National Book Week is a the most recognized reading promotion campaign in South Africa. It is implemented by the South African Book Development Council (SABDC) in partnership with the Department Of Arts and Culture. National Book Week was initiated in 2010. It aims to mitigate the findings of a 2006 study, repeated in 2016. The studies, when compared, showed a disturbing increase in the number of households in South Africa that do not own a single leisure reading book. Fifty-one per cent in 2006 to Fifty-eight per cent in 2016. Only fourteen percent of the population are committed readers. This number has not changed over the decade.
However, the findings also show that there are nonetheless 1.1 million new book readers in 2016 compared to 2006 and that there are 3.8 million potential book readers. The SABDC, with your assistance, would like to see more people reading and buying books.
Reading and literacy are at the heart of personal growth, community development and a thriving nation. Having as few as 20 books in the home is proven to have a significant impact in propelling a child to higher levels of education.
Furthermore, children who read are able to easily transcend hurdles often imposed by the low educational levels of their parents, their community’s economics or the political systems of their country.
Books in a home have a strong effect on children’s educational attainment even above and beyond such factors as the educational level of parents, the country’s GDP, parent’s occupation or the political system of the country. There are many other benefits of reading such as:
The Honorable Minister of Art and Culture, Mr. Nathi Mthethwa explains his support for National Book Week. “The importance of reading in order to achieve success in life is foundational for the individual and essential for nation building and social cohesion. The Department of Arts and Culture’s Mzansi Golden Economy (MGE) strategy recognises the power of the book sector to contribute to job creation, poverty reduction, skills development and, above all, economic growth. Thus as such, the National Book Week is a strategic intervention to promote a reading culture that will enhance the prominence and socio-economic impact of the South African books sector both locally and globally.”
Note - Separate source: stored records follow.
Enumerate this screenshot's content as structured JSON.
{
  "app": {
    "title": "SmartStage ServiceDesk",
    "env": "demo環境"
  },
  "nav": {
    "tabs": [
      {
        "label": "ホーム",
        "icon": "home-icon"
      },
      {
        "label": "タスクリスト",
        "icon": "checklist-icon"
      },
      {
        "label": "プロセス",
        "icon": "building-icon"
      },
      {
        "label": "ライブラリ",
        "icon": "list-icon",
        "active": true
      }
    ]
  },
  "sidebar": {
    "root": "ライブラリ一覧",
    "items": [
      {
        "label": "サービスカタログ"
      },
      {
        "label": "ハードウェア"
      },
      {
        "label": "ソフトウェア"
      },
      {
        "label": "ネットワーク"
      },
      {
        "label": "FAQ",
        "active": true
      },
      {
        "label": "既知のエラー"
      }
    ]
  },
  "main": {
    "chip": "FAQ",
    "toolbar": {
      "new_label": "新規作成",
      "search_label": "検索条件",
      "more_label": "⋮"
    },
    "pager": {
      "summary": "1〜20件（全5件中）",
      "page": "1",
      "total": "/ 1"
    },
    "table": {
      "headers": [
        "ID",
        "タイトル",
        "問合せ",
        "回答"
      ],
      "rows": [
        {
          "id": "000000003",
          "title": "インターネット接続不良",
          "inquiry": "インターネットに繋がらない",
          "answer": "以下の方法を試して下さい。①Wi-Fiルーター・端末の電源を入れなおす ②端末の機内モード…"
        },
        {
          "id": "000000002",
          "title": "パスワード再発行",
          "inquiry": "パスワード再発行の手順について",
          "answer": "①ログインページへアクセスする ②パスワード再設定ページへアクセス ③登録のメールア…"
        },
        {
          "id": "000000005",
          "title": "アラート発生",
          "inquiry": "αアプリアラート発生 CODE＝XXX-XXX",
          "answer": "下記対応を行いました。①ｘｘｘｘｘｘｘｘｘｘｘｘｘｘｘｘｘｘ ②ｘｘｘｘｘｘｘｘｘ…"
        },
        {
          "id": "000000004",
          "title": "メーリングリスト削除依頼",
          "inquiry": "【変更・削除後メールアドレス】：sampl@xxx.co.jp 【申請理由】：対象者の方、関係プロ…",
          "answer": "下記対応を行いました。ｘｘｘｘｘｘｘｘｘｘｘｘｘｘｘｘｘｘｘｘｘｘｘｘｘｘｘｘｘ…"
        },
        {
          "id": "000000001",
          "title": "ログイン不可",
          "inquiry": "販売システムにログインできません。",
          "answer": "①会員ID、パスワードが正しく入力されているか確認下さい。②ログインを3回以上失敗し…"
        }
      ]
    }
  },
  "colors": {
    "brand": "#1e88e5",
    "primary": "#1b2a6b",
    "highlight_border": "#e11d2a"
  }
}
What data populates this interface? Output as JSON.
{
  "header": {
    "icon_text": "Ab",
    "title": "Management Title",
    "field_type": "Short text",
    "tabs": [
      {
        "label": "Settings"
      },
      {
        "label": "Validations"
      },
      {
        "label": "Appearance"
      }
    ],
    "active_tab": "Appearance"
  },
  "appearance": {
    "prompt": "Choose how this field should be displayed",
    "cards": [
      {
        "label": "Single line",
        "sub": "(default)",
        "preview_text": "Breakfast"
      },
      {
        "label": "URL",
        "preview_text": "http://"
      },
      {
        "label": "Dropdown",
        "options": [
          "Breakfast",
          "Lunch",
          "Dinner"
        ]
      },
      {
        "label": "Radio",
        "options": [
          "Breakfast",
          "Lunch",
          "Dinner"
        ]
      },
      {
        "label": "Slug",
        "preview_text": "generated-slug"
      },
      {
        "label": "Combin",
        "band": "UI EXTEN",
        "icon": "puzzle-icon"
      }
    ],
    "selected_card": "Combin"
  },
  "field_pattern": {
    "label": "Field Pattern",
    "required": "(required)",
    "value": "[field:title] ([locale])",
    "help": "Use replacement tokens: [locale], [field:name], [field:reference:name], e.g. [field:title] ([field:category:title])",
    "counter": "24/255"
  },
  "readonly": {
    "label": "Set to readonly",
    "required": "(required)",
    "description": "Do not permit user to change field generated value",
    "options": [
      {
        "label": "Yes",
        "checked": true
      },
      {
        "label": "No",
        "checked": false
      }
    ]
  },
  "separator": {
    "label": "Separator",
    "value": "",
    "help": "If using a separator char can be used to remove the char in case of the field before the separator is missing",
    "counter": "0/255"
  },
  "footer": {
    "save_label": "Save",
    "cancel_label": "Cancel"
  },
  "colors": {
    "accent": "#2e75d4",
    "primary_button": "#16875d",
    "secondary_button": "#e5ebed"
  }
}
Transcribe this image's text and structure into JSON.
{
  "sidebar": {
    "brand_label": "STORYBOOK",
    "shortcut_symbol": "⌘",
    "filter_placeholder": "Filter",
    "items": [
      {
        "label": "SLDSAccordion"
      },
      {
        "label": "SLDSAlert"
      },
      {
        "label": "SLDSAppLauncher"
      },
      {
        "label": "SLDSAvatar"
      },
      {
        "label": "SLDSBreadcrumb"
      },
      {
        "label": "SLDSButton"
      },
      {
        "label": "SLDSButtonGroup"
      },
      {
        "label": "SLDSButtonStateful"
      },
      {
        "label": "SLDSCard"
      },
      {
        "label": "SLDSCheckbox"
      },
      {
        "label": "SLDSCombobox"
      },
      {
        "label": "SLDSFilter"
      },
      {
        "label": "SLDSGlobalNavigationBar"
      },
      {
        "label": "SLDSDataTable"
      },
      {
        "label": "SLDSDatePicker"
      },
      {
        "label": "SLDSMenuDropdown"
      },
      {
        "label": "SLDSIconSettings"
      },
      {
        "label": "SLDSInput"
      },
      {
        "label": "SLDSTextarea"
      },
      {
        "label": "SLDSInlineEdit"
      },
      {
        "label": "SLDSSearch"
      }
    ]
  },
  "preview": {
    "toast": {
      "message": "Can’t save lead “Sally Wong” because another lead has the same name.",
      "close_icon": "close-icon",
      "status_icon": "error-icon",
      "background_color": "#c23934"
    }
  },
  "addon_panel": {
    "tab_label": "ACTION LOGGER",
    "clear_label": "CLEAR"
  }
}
NBW is aimed at uncovering the thrill and magic of reading books. It is guided by the idea that when the nation learns to share the joy of reading books, the country as a whole benefits as this leads to empowered, self reliant communities.All events promote a key message to encourage reading as a fun activity with each province or location tailoring the programme to meet local demands with a strong focus on promoting indigenous languages, local authors as well as library awareness and access.
The event reaches a diverse audience during visits across the country. Pre-schoolers, learners from Grade R –12, youth, adults and even the elderly from the communities and related sectors participate in the various programme activities. Visits to certain locations further involve offenders, youth-at-risk, as well as abandoned and abused children. People living with disabilities are also welcomed to participate as programme activities are designed to accommodate visually impaired, audio impaired and physically disabled audiences.
This annual campaign of the SABDC is aimed at uncovering the thrill and magic of reading books. It is guided by the idea that when the nation learns to share the joy of reading books, the country as a whole benefits as this leads to empowered, self reliant communities.
Reading and books are a fundamental right and necessity for everyone. NBW, therefore, plays a pivotal role in helping to shape the future of our country.